School Cuts Down on Facial Hair
By: Alexa Szafranski (11th), with additional reporting by Avi Kahn (12th) and Yosef Fruhman (11th)
Hebrew Academy is cutting down on bearded students this week as part of an effort to brush up on the image of students.
The school has asked several students to shave their beards because they want to ensure a “clean cut” look among students.
Although beards are not explicitly mentioned in the school handbook, the school says it falls under the general uniform policy. According to the handbook, the dress code seeks to satisfy "achieving a professional appearance that is clean and neat befitting a young adult."
"It's not new, this is longstanding," said Assistant Principal Dr Lieber. “It says that the kids need to look ‘clean cut,’ not that they cannot have a beard. What this means is no colored hair, piercings, and unkempt beards. For example, there’s one boy who has a beard, but it's neat and clean, so he was not spoken to. It’s when your hair is unruly.”
Lieber pointed out that the recent crackdown is due to the fact that more students are coming to school with a combination of a beard and longer hair.
After hearing about the policy, some students became upset.
“I think that in an institution where they already limit you so much with the physical dress code and the clothes you have to wear, something so insignificant as facial hair should be left to the individual to decide upon,” said Alina Sterenfeld (11th).
Aorel Abotbol (11th) was told to shave his beard and cut his hair yesterday when walking into school.

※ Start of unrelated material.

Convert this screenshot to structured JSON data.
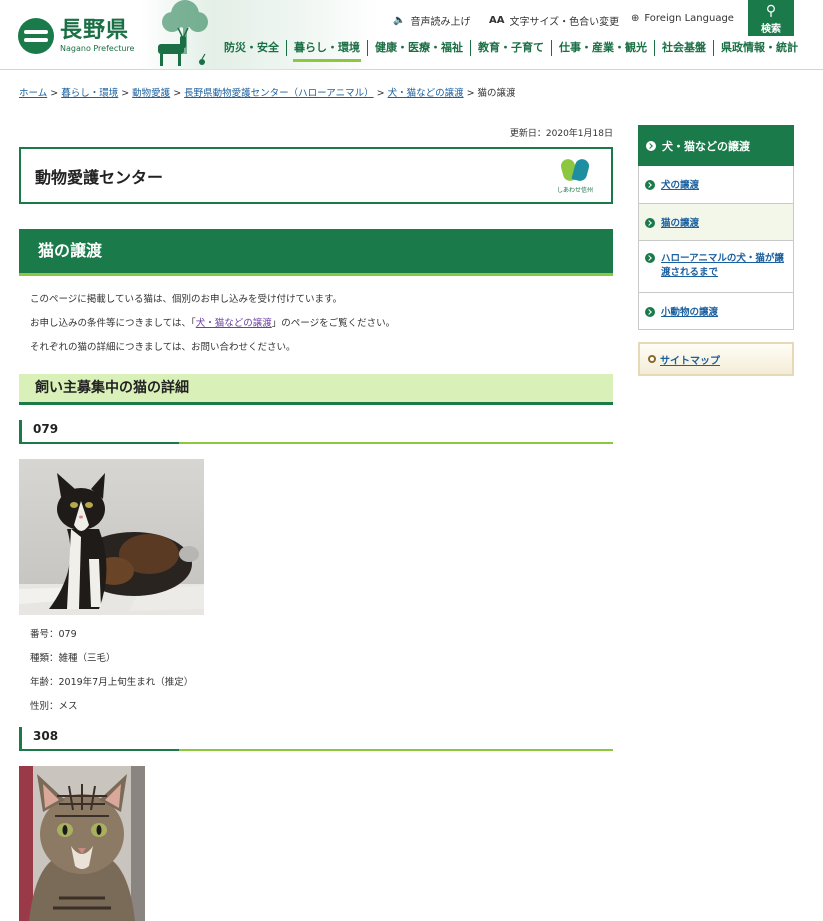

“I’m not going to shave my beard because it’s who I am,” said Abotbol (11th). “I don’t think it’s fair to kids because we have the right to look however we want.”
Students questioned what started the enforcement of the policy so late in the year, but Head Disciplinarian Mr. Matla explained that the school had more relevant problems to handle before and could only address this topic now.
“We had other things we were dealing with first,” said Mr. Matla. “We got some of the bigger things out of the way and now we're dealing with dress code, which continues to be a problem because for some reason it’s February and we still don't have it down.”
Even though some students are mad about the policy being enforced, others understand that the rights of expression in private schools are not like those in public schools; they recognize the ability the school has to control the appearance of the students.
“This is a private school. In a private school the administrators are allowed to tell the students what to do, and if you don’t agree with that you shouldn’t be here,” said Danelle Levi (11th).
Daniel Ohana (11th), one of the students told to shave his beard, said he is not a fan of the policy.
“What really bothers me isn’t the fact that I cant’ have a beard,” said Ohana. “It’s the fact that the school encourage students to express themselves, but are limiting this form of expression. If the school truly cares about freedom of expression, they wouldn’t probit facial hair growth.”